That said, Donald J. Trump's former caddie is a journalistic slacker. He's content to hand you Storyline, then return to one of the several mansions he's purchased with large corporate cash.
Concerning "cases," let us quickly refer you to the featured report atop page A1 of today's New York Times. Hard-copy triple headline included, that news report starts like this:
15,000 NEW CASES IN FLORIDA IN DAY BREAK A RECORDThe top two headlines produce excitement; they also advance Storyline. In those two headlines, as in that opening paragraph, we're told that Florida reported a higher number of new "cases" yesterday than the hard-hit state of New York ever did!
SURPASSING NEW YORK
Dozens of States Averse to Restrictions See Sharp Surge
Florida on Sunday reported the highest single-day total of new coronavirus cases by any state since the start of the pandemic, with more than 15,000 new infections, eclipsing the previous high of 12,274 recorded in New York on April 4 amid the worst of its outbreak.
The number reflects both increased testing and a surge in transmission of the virus that has strained hospitals, led to shortages in a key antiviral drug and amplified fears about the pace the state lifted restrictions on movement and commerce. And it is a new red mark on the nation’s floundering efforts to combat the virus.

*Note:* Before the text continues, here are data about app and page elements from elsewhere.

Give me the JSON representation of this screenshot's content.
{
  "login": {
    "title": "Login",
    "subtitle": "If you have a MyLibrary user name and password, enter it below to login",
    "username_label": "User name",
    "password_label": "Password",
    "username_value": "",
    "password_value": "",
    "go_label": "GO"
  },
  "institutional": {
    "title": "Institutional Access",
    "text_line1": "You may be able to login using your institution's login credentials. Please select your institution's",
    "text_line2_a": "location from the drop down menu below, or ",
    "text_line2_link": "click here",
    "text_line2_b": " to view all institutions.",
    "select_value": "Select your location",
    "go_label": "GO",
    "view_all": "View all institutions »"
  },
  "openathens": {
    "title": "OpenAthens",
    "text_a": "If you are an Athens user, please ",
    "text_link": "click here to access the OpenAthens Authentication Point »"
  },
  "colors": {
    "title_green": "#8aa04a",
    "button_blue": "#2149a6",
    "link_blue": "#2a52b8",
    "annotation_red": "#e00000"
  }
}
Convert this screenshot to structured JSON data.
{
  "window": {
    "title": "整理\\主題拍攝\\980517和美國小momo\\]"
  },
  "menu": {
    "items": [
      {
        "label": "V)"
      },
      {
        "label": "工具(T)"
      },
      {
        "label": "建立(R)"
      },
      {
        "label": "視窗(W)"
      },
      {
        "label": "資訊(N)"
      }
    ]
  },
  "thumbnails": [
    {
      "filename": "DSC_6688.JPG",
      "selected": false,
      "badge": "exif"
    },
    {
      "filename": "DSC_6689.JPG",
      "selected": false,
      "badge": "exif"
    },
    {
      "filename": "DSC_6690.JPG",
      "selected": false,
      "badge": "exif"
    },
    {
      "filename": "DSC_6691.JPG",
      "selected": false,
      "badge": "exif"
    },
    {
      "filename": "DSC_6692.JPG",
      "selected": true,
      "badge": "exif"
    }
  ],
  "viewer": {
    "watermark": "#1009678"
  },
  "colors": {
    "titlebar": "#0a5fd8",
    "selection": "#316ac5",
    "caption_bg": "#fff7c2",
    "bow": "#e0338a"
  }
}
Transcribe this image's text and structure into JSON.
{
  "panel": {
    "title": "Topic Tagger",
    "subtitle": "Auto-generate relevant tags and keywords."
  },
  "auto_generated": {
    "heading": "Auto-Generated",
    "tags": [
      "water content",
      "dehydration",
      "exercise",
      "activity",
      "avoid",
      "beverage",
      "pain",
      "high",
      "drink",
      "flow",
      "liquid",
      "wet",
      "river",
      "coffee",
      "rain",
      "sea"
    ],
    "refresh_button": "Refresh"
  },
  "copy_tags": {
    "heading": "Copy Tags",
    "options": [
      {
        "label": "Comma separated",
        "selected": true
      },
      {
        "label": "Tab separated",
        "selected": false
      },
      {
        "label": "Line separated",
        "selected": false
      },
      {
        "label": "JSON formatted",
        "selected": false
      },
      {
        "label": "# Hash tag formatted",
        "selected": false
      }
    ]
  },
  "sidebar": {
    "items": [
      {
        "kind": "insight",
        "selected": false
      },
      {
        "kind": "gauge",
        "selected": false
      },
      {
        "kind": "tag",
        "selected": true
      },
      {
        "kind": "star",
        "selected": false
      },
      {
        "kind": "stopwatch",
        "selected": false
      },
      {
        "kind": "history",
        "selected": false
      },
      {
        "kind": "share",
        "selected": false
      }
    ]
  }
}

That statement is technically accurate. But in paragraph 2, we're told that the Florida number reflects "increased testing" along with a surge in transmissions. That tells us that we're comparing a big bag of apples to a smaller basket of oranges when we compare Florida's (recorded) new cases yesterday to the state of New York's (recorded) new cases way back when testing was much more limited.
"Cases" is a shaky statistic, especially when used to make comparisons over substantial amounts of time. Here's why:
No one knows how many "new infections" really occurred in Florida yesterday. The number the Times reported is simply the number that was identified by an official test.
How much less testing was going on back in April, when the state of New York was the epicenter of the pandemic? We don't have the slightest idea, and the Times' comparison doesn't make a huge amount of sense unless you know such things.
At least in theory, everyone long for better discourse. By way of contrast, what we're handed tends to be Storyline.
Today, we've noted that basic statistics, a branch of math, can be very hard. Tomorrow, it's on to a point we first made in 1999:
Paraphrase can be wondrously easy, quotation amazingly hard.
Tomorrow: Who needs quotation?
The size of those two states: In this, as in so many situations, comparing "cases" state-to-state doesn't really make much sense unless you adjust for population.
In this instance, Florida's population seems to be a little more than ten percent larger than that of the state of New York. By the norms of modern discourse, that means they're exactly the same!